The best ride I've been on, ever!
- Major Tim Peake describing his journey back to Earth
NASA's Juno orbiter arrived at Jupiter on 4 July. Launched on 5 August, 2011, Juno is expected to orbit Jupiter 37 times over the next two years, gathering and storing information about the Solar System's largest planet. For more information on the Juno mission, check out the NASA: Juno mission homepage for live updates.
During August planetary scientists publicised their discovery of a planet, tentatively named Proxima b, in orbit around the closest star to our own Sun, a red dwarf called Proxima Centauri. Hopefully in the future we will be able to send a robotic probe to visit the alpha Centauri system and say hi to any Proxima b denizens. At only 4.2 light years distant, it'll only take a few centuries to get a reply back!
On 30 September there was a black moon (2nd New Moon of the month), but those in the UK and later time zones had to wait another month for their black moon. Also at the end of September, the spacecraft Rosetta which delivered Philae to the surface of Comet C67/P Churyumov-Gerasimenko (aka Comet 67P) and was still in tow, was directed to crash into the comet. The impact brought an end to the 12-year mission, which ESA scientists declared a 'great success'. Co-discoverer of the comet, Russian astronomer Klim Churyumov, died aged 79 on 15 October 2016. He had followed the Rosetta mission with great interest and lived just long enough to see its conclusion.
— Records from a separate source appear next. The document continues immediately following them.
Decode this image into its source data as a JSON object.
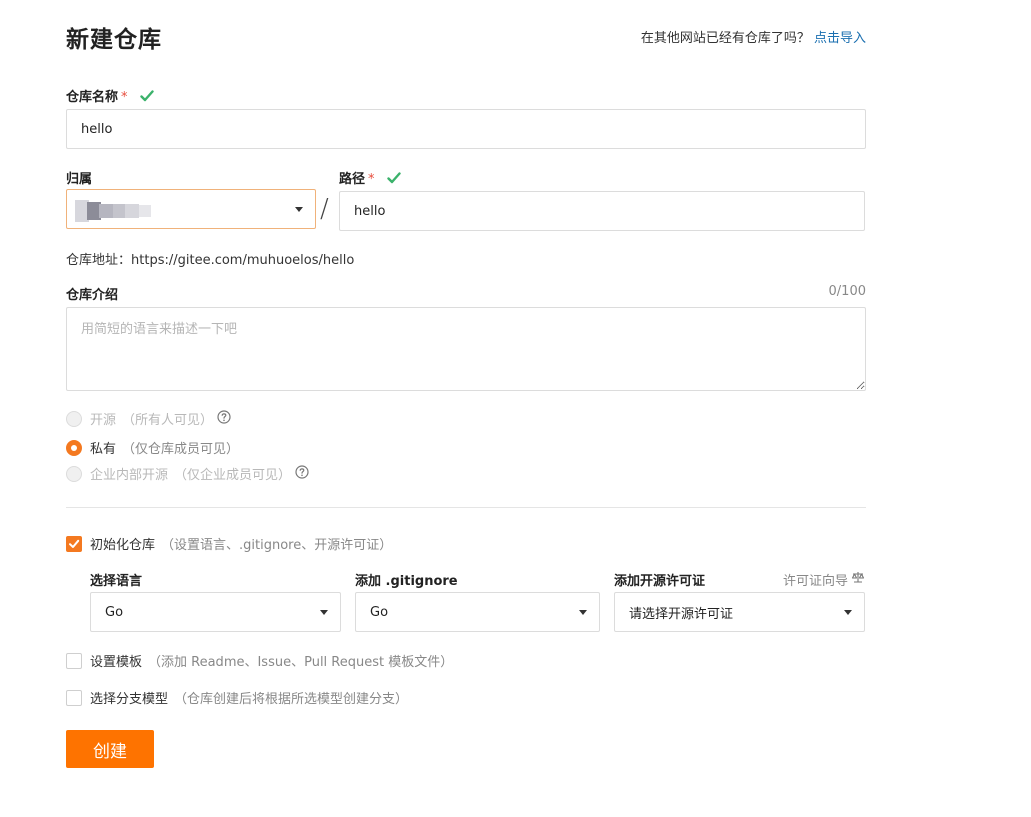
{
  "header": {
    "title": "新建仓库",
    "import_prompt": "在其他网站已经有仓库了吗？",
    "import_link": "点击导入"
  },
  "repo_name": {
    "label": "仓库名称",
    "required_mark": "*",
    "value": "hello"
  },
  "owner": {
    "label": "归属"
  },
  "path": {
    "label": "路径",
    "required_mark": "*",
    "separator": "/",
    "value": "hello"
  },
  "address": {
    "label": "仓库地址：",
    "url": "https://gitee.com/muhuoelos/hello"
  },
  "description": {
    "label": "仓库介绍",
    "counter": "0/100",
    "placeholder": "用简短的语言来描述一下吧"
  },
  "visibility": {
    "options": [
      {
        "label": "开源",
        "hint": "（所有人可见）",
        "selected": false,
        "disabled": true
      },
      {
        "label": "私有",
        "hint": "（仅仓库成员可见）",
        "selected": true,
        "disabled": false
      },
      {
        "label": "企业内部开源",
        "hint": "（仅企业成员可见）",
        "selected": false,
        "disabled": true
      }
    ]
  },
  "init_repo": {
    "label": "初始化仓库",
    "hint": "（设置语言、.gitignore、开源许可证）",
    "checked": true
  },
  "language": {
    "label": "选择语言",
    "value": "Go"
  },
  "gitignore": {
    "label": "添加 .gitignore",
    "value": "Go"
  },
  "license": {
    "label": "添加开源许可证",
    "wizard": "许可证向导",
    "value": "请选择开源许可证"
  },
  "template": {
    "label": "设置模板",
    "hint": "（添加 Readme、Issue、Pull Request 模板文件）",
    "checked": false
  },
  "branch_model": {
    "label": "选择分支模型",
    "hint": "（仓库创建后将根据所选模型创建分支）",
    "checked": false
  },
  "submit": {
    "label": "创建"
  },
  "colors": {
    "accent": "#fe7300",
    "link": "#1a6fb0",
    "success": "#3bb26b"
  }
}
Beagle 2, lost on Mars since Christmas Day 2003, was found in 2015, but it had not crashed as previously thought. Unfortunately, this year's attempt also failed but the Schiaparelli probe did not survive its impact with the planet's surface.
November's full moon coincided with the closest perigee of the year, so eyes were peeled for the 'supermoon'. In fact, it was a super-hypermoon as it was the closest the Moon had been to Earth since January 1948. Luna won't come this close to Earth again until November 2034, but there will be other supermoons to enjoy in the meantime.
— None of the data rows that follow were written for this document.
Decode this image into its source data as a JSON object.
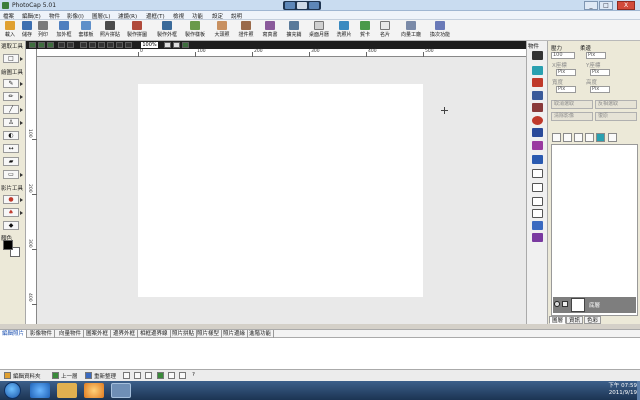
{
  "window": {
    "title": "PhotoCap 5.01",
    "buttons": [
      "_",
      "□",
      "X"
    ]
  },
  "menu": [
    "檔案",
    "編輯(E)",
    "物件",
    "影像(I)",
    "圖層(L)",
    "濾鏡(R)",
    "邊框(T)",
    "檢視",
    "功能",
    "設定",
    "說明"
  ],
  "toolbar": {
    "items": [
      "載入",
      "儲存",
      "列印",
      "加外框",
      "套樣板",
      "照片拼貼",
      "製作拼圖",
      "製作外框",
      "製作樣板",
      "大頭照",
      "證件照",
      "寫真書",
      "擴充銷",
      "桌面月曆",
      "洗照片",
      "賀卡",
      "名片",
      "向量工廠",
      "換次功能"
    ]
  },
  "left_panel": {
    "sections": [
      "選取工具",
      "繪圖工具",
      "影片工具",
      "顏色"
    ]
  },
  "canvas": {
    "zoom": "100%",
    "ruler_top_labels": [
      "0",
      "100",
      "200",
      "300",
      "400",
      "500"
    ],
    "ruler_left_labels": [
      "100",
      "200",
      "300",
      "400"
    ]
  },
  "object_strip": {
    "title": "物件"
  },
  "properties": {
    "opacity_label": "壓力",
    "flow_label": "柔邊",
    "opacity_value": "100",
    "flow_value": "Pix",
    "x_label": "X座標",
    "y_label": "Y座標",
    "w_label": "寬度",
    "h_label": "高度",
    "x_value": "Pix",
    "y_value": "Pix",
    "w_value": "Pix",
    "h_value": "Pix",
    "btn_cancel_select": "取消選取",
    "btn_flip_objects": "反相選取",
    "btn_clear_image": "清除影像",
    "btn_add_text": "復原"
  },
  "layers": {
    "background_name": "底層"
  },
  "panel_tabs": [
    "圖層",
    "資訊",
    "色彩"
  ],
  "bottom_tabs": [
    "編輯照片",
    "影像物件",
    "向量物件",
    "圖案外框",
    "邊界外框",
    "相框邊界線",
    "照片拼貼",
    "照片樣型",
    "照片邊緣",
    "進階功能"
  ],
  "bottom_bar": {
    "item1": "編輯資料夾",
    "item2": "上一層",
    "item3": "重新整理",
    "help": "?"
  },
  "taskbar": {
    "time": "下午 07:59",
    "date": "2011/9/19"
  },
  "colors": {
    "foreground": "#000000",
    "background": "#ffffff"
  }
}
GB's Astronomy Picture of the Year
Last year we were stunned by the revelation of the heart-shaped region on Pluto. This giant heart-shaped sunspot is surely in the running for this year's romantic astronomy picture of the year. Check out the tiny Earth on the image for size comparison!
This image of a Supermoon is quite possibly the best I have ever seen!
December 2016 Diary Dates
- 13: Geminids meteor shower peaks
- 13: The 15m-asteroid 2015 YA will pass Earth beyond the orbit of the Moon
- 13: The 15m-asteroid 2015 XX169 will pass Earth beyond the orbit of the Moon
- 14: Full Moon (the Cold or Long Nights Moon)
- 21: Winter solstice (Northern Hemisphere)/Summer solstice (Southern Hemisphere)
- 21: The 11m-asteroid 2015 YQ1 will pass Earth beyond the orbit of the Moon
- 22: The 1.4km-asteroid 2006 BZ7 will pass Earth beyond the orbit of the Moon
- 22: Ursids meteor shower peaks
- 29: New Moon
Chat about your celestial observances at the H2G2 Astronomy Society. Comment on anything in this edition of Babe Among the Stars by starting a new conversation below.